→ **Task goal**: Search the data below for the string "JSON" and copy all lines where it shows up.

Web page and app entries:
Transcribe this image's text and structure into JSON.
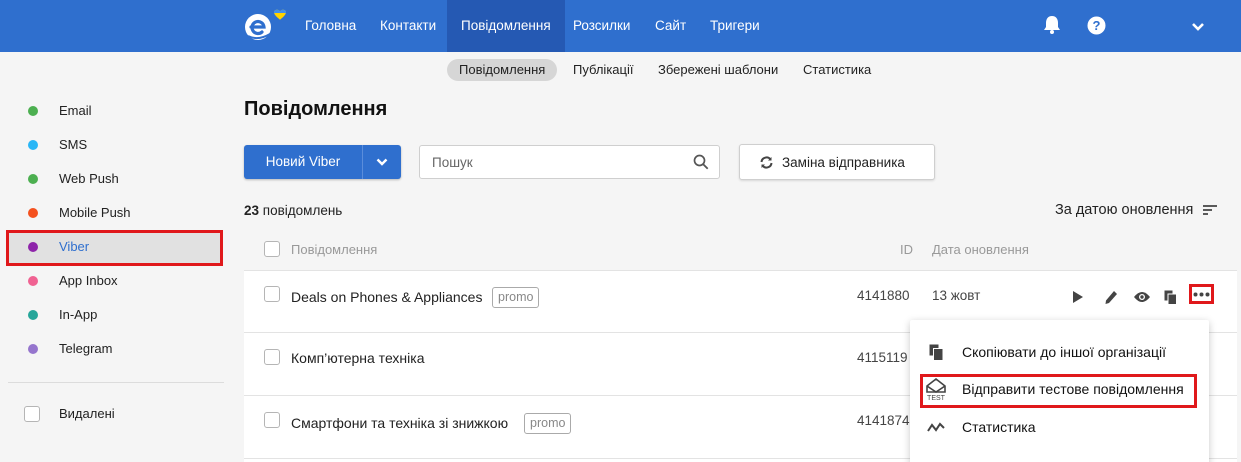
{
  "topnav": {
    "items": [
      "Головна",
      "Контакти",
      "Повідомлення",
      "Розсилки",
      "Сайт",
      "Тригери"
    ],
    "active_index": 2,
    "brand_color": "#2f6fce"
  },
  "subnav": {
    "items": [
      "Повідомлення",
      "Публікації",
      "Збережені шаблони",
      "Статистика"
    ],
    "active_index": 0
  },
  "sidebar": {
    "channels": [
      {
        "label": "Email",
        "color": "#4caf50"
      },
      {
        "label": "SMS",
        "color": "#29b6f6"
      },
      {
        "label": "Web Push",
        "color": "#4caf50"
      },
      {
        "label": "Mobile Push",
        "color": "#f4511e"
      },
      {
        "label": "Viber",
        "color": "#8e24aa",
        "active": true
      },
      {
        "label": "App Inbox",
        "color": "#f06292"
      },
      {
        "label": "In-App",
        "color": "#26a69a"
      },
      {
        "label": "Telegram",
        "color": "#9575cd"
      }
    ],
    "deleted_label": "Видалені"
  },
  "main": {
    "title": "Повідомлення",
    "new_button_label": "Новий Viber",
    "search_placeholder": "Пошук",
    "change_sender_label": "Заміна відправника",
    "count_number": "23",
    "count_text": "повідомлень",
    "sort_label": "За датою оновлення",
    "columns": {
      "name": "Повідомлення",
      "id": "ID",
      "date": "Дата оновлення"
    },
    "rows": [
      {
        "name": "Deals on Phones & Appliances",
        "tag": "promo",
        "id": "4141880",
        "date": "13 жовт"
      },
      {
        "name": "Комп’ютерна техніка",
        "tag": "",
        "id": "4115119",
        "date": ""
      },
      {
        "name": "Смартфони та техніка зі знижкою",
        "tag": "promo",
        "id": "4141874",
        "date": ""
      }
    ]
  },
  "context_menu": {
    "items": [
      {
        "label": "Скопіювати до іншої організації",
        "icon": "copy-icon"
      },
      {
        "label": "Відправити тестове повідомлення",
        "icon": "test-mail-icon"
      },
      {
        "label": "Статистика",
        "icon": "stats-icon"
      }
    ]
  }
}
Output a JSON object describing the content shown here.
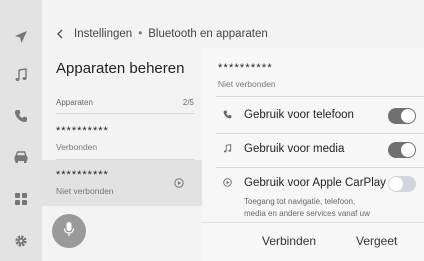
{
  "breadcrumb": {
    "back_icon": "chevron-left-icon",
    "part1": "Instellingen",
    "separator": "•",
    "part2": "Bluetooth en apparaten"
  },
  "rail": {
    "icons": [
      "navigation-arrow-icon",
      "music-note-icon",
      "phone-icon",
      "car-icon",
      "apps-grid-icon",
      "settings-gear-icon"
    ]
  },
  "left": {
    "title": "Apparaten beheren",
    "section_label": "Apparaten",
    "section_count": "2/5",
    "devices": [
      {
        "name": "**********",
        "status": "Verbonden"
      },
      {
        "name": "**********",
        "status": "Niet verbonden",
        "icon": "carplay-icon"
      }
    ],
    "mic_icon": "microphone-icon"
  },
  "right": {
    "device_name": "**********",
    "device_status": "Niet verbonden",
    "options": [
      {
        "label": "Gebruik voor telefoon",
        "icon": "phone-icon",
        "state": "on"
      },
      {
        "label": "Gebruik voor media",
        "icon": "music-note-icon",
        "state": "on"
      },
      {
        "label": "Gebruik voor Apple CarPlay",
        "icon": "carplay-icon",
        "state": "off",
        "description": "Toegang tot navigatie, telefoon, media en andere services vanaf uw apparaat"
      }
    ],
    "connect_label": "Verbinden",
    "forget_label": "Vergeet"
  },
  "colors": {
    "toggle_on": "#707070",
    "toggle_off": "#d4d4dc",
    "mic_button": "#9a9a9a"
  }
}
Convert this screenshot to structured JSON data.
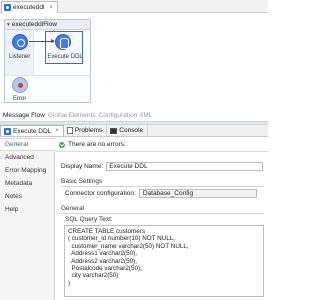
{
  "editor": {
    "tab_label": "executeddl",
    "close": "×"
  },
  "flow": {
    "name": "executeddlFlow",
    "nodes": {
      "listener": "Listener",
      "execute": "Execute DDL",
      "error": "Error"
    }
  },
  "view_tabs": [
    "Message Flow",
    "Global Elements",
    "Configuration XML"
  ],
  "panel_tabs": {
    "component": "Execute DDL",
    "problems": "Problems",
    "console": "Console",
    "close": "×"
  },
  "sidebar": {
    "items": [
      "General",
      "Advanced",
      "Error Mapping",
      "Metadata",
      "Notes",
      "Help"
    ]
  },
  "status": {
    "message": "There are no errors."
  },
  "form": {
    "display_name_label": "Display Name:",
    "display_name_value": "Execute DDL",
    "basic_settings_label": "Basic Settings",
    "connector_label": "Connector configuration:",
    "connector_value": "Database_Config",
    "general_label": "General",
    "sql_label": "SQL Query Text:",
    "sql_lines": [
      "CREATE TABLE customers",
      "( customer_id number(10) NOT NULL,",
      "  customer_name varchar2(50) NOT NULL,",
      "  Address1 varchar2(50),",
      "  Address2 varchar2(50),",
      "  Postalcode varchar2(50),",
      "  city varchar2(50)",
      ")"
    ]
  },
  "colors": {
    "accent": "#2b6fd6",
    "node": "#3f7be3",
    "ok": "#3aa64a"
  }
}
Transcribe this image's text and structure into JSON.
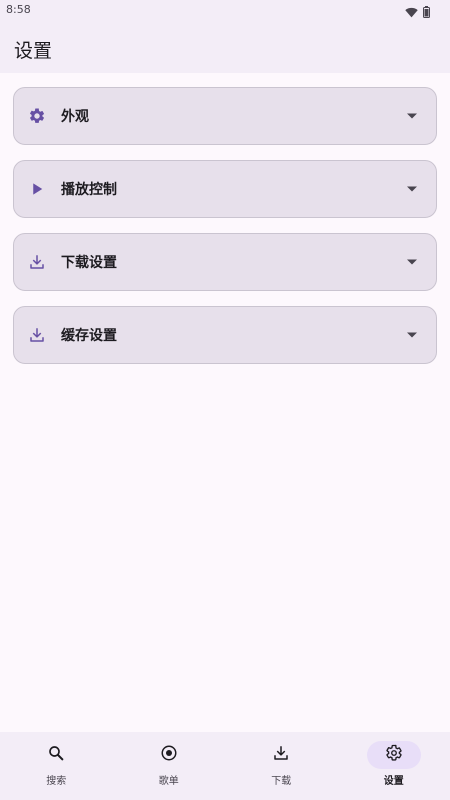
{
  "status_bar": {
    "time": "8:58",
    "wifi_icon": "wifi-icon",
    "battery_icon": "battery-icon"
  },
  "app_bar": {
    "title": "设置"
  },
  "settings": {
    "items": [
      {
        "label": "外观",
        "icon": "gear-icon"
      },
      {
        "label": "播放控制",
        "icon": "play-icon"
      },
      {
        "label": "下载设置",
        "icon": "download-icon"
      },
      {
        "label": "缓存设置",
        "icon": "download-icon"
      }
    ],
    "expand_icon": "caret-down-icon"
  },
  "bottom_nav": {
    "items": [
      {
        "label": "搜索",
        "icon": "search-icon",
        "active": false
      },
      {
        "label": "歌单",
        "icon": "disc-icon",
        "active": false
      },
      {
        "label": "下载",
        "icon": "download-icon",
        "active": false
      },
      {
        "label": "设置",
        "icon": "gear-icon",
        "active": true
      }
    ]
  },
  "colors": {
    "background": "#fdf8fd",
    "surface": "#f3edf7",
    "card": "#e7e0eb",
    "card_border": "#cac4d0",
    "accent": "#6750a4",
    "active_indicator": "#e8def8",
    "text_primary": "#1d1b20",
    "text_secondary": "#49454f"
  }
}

→ **Result**:
Transcribe this image's text and structure into JSON.
Output a JSON object describing the content shown here.
Convert this screenshot to structured JSON data.
Transcribe this image's text and structure into JSON.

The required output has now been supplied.